TASK INSTRUCTIONS: When the string "Visible" is part of a line in the data below, report the whole line.

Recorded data
• • •
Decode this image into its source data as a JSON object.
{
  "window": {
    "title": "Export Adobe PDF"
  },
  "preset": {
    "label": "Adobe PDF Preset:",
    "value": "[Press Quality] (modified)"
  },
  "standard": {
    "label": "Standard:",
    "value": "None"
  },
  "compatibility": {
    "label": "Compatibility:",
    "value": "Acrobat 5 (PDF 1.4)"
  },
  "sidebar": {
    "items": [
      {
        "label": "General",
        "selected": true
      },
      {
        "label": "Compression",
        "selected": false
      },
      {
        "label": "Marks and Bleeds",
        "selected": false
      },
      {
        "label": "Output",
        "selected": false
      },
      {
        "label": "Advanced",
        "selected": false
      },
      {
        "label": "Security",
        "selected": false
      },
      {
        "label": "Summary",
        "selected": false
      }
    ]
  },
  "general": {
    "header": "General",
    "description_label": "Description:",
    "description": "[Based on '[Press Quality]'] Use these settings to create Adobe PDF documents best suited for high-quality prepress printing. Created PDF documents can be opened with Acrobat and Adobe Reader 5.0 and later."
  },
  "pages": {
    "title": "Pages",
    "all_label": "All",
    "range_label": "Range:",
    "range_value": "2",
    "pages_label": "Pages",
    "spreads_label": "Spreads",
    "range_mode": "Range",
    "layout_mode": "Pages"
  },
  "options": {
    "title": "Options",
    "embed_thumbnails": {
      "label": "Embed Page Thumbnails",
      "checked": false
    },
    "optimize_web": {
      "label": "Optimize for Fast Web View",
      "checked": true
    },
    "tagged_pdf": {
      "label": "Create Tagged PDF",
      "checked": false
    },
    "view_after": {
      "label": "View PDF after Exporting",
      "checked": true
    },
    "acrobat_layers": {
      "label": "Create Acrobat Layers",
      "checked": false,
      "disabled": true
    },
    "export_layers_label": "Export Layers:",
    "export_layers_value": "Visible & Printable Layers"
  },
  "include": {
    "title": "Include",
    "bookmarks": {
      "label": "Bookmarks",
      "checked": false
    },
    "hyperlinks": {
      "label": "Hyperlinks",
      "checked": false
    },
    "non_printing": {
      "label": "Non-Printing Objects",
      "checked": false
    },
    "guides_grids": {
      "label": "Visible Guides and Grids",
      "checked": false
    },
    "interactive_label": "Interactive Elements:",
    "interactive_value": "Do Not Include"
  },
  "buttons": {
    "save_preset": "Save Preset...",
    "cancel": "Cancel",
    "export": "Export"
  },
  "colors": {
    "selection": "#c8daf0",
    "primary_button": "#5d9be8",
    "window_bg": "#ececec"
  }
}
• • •
SOLUTION TO THIS PROBLEM:
    "export_layers_value": "Visible & Printable Layers"
      "label": "Visible Guides and Grids",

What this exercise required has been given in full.